WASHINGTON, D.C. – The U.S. Climate Alliance, a bipartisan coalition of U.S. governors representing about 55% of the U.S. population and 60% of U.S. GDP, today announced that Casey Katims, who most recently served as Deputy Associate Administrator for Intergovernmental Relations at the U.S. Environmental Protection Agency (EPA), has been named Executive Director. The Alliance also announced that Taryn Finnessey, who most recently served as the Alliance’s Policy Director and Acting Executive Director, has been promoted to Managing Director of the Alliance, where she will support Katims in management of the organization.
“Whether working with EPA, on behalf of Washington state, or in the halls of Congress, Casey has relentlessly forged consensus and found solutions — no matter the obstacles. This is exactly the experience and commitment we need as we confront the climate crisis and we’re confident Casey will lead the Alliance to new heights,” said the Alliance’s co-chairs New York Gov. Kathy Hochul, Washington Gov. Jay Inslee, and California Gov. Gavin Newsom. “We’re also grateful for the tireless work of the Alliance’s staff — including Julie Cerqueira, the Alliance’s Executive Director from 2018 to 2021, and Managing Director Taryn Finnessey — who have done so much to expand the coalition’s reach and positioned us for continued success.”
“State climate leadership has never been more important, and I’m ready to roll up my sleeves with the governors and states making our country’s transition to a net-zero future a reality,” said Alliance Executive Director Casey Katims. “This talented team is focused on action and impact, and we will continue to innovate, collaborate, and lead on climate. The challenges before us are immense, but so too are the opportunities, and we’re moving full speed ahead.”

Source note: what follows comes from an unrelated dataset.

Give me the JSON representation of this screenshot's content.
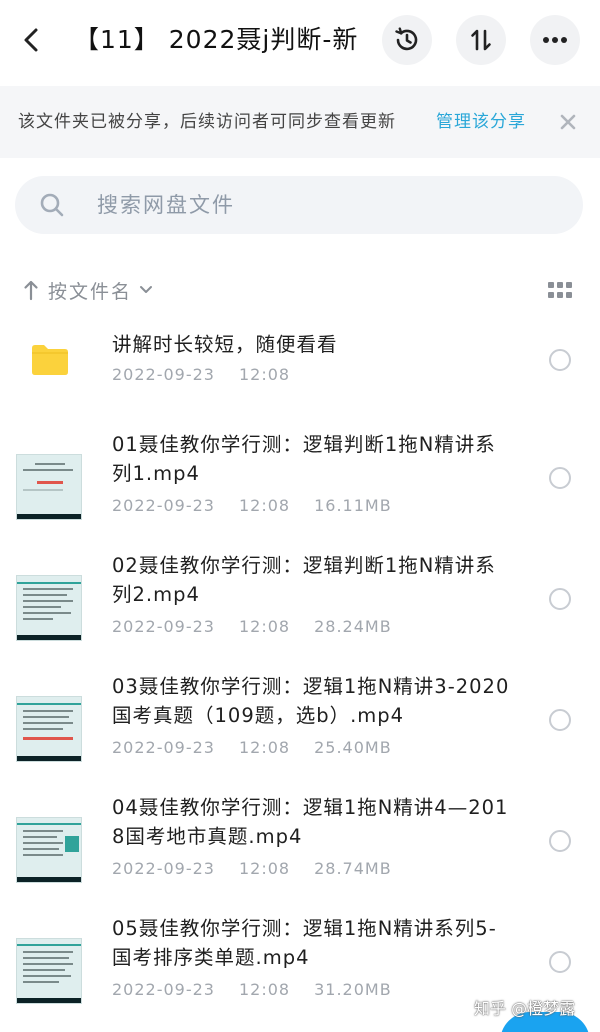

As EPA’s Deputy Associate Administrator for Intergovernmental Relations, Katims served as a key member of the EPA leadership team and directed the agency’s work with state and local governments. In this role, he built coalitions across government to advance the Biden-Harris Administration’s environmental priorities and forged partnerships with governors and mayors to protect vulnerable communities from pollution. Prior to his work with EPA, Katims was Director of Federal and Inter-State Affairs for Washington Governor Jay Inslee, serving as the governor’s primary advisor on federal policy issues and directing the state of Washington’s engagement with Congress, the White House, federal agencies, and fellow governors’ offices.
Katims previously spent five years as a policy advisor in the U.S. House of Representatives for Rep. Suzan DelBene, developing bills and amendments on a range of issues and helping manage the member’s responsibilities on the House Ways and Means Committee. Katims graduated from Vassar College and grew up in Edmonds, Washington.
Taryn Finnessey, who today was promoted to Managing Director of the Alliance, most recently served as the Alliance’s Policy Director and Acting Executive Director. Prior to these roles, Finnessey was Senior Policy Advisor with the Alliance focused on reducing emissions of short-lived climate pollutants and increasing equity in the transition to a clean energy economy. Before joining the Alliance, Finnessey was the Senior Climate Change Specialist for the State of Colorado, where she coordinated the state’s climate change efforts across state agencies to integrate scientific and policy innovations that reduce emissions and address climate change impacts, and helped establish Colorado as a national and international leader on drought resilience.
Launched on June 1, 2017 by the governors of Washington, New York, and California to help fill the void left by the previous administration’s decision to withdraw the U.S. from the Paris Agreement, the Alliance has grown to include governors from across the U.S. Governors in the Alliance have pledged to collectively reduce greenhouse gas emissions by at least 26-28% below 2005 levels by 2025, at least 50-52% below 2005 levels by 2030, and collectively achieve overall net-zero greenhouse gas emissions as soon as practicable, and no later than 2050.
Alliance states and territories are achieving lower levels of air pollution, delivering more energy savings to homes and businesses, preparing more effectively for climate impacts, generating more electricity from zero-carbon sources, and collectively employing over 40% more workers in the clean energy sector than the rest of the country. For more information on Alliance members’ bipartisan, cross-sector climate action, see our Fact Sheet.